§ **Data shown**
* * *
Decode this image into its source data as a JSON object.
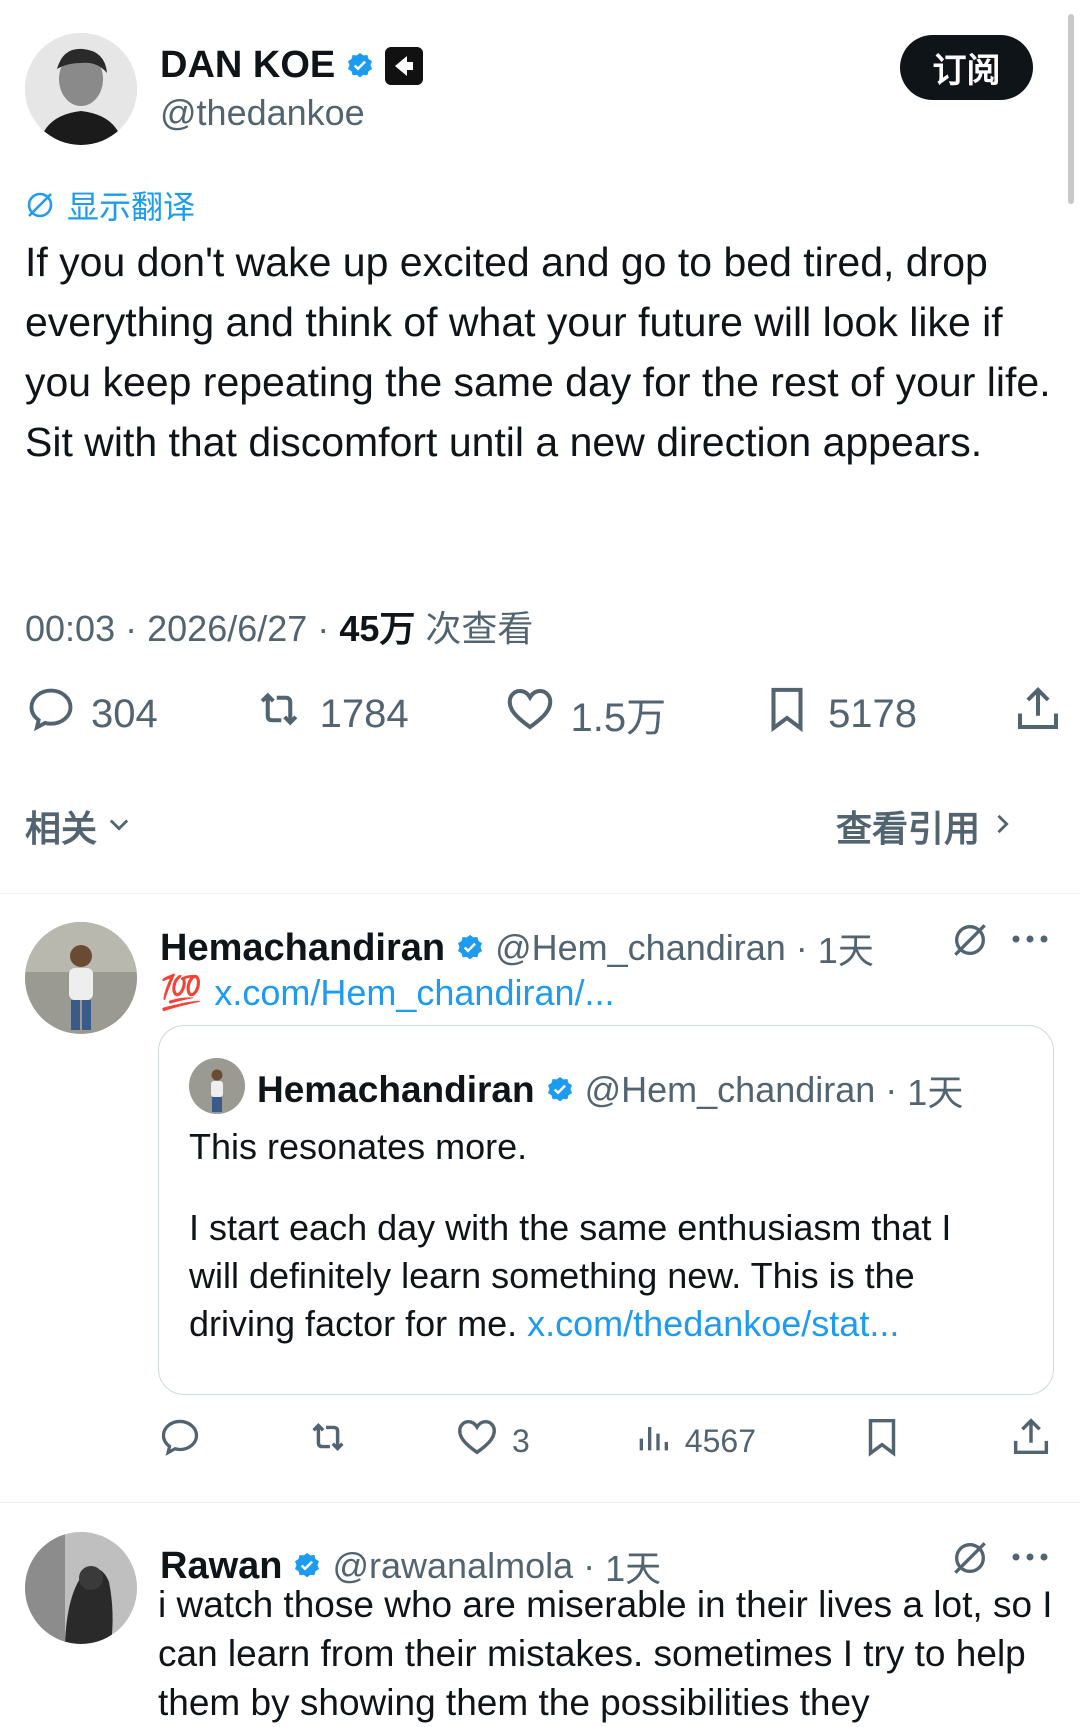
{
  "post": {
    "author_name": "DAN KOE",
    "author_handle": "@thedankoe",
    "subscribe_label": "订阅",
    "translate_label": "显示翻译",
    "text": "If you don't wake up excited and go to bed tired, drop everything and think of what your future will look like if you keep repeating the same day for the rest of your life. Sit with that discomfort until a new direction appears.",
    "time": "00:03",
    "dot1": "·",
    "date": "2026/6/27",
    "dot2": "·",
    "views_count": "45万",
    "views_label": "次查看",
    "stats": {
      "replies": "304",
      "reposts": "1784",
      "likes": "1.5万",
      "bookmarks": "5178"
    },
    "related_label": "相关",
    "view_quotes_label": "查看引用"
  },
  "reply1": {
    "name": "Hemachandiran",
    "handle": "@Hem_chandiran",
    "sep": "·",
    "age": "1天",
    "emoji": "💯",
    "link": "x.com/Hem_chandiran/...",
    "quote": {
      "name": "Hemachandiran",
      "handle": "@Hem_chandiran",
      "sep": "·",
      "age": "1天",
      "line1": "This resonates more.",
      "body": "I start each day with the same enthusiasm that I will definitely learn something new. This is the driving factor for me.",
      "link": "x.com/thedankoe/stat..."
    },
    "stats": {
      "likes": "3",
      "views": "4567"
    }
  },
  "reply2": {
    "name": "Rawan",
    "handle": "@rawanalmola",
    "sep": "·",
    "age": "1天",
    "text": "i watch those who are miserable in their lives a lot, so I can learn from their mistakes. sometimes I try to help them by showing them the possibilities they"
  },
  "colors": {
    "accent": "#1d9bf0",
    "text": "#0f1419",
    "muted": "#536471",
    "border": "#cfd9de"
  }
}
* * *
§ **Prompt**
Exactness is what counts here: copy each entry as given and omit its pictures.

§ **Written reply**
Decode this image into its source data as a JSON object.
{
  "post": {
    "author_name": "DAN KOE",
    "author_handle": "@thedankoe",
    "subscribe_label": "订阅",
    "translate_label": "显示翻译",
    "text": "If you don't wake up excited and go to bed tired, drop everything and think of what your future will look like if you keep repeating the same day for the rest of your life. Sit with that discomfort until a new direction appears.",
    "time": "00:03",
    "dot1": "·",
    "date": "2026/6/27",
    "dot2": "·",
    "views_count": "45万",
    "views_label": "次查看",
    "stats": {
      "replies": "304",
      "reposts": "1784",
      "likes": "1.5万",
      "bookmarks": "5178"
    },
    "related_label": "相关",
    "view_quotes_label": "查看引用"
  },
  "reply1": {
    "name": "Hemachandiran",
    "handle": "@Hem_chandiran",
    "sep": "·",
    "age": "1天",
    "emoji": "💯",
    "link": "x.com/Hem_chandiran/...",
    "quote": {
      "name": "Hemachandiran",
      "handle": "@Hem_chandiran",
      "sep": "·",
      "age": "1天",
      "line1": "This resonates more.",
      "body": "I start each day with the same enthusiasm that I will definitely learn something new. This is the driving factor for me.",
      "link": "x.com/thedankoe/stat..."
    },
    "stats": {
      "likes": "3",
      "views": "4567"
    }
  },
  "reply2": {
    "name": "Rawan",
    "handle": "@rawanalmola",
    "sep": "·",
    "age": "1天",
    "text": "i watch those who are miserable in their lives a lot, so I can learn from their mistakes. sometimes I try to help them by showing them the possibilities they"
  },
  "colors": {
    "accent": "#1d9bf0",
    "text": "#0f1419",
    "muted": "#536471",
    "border": "#cfd9de"
  }
}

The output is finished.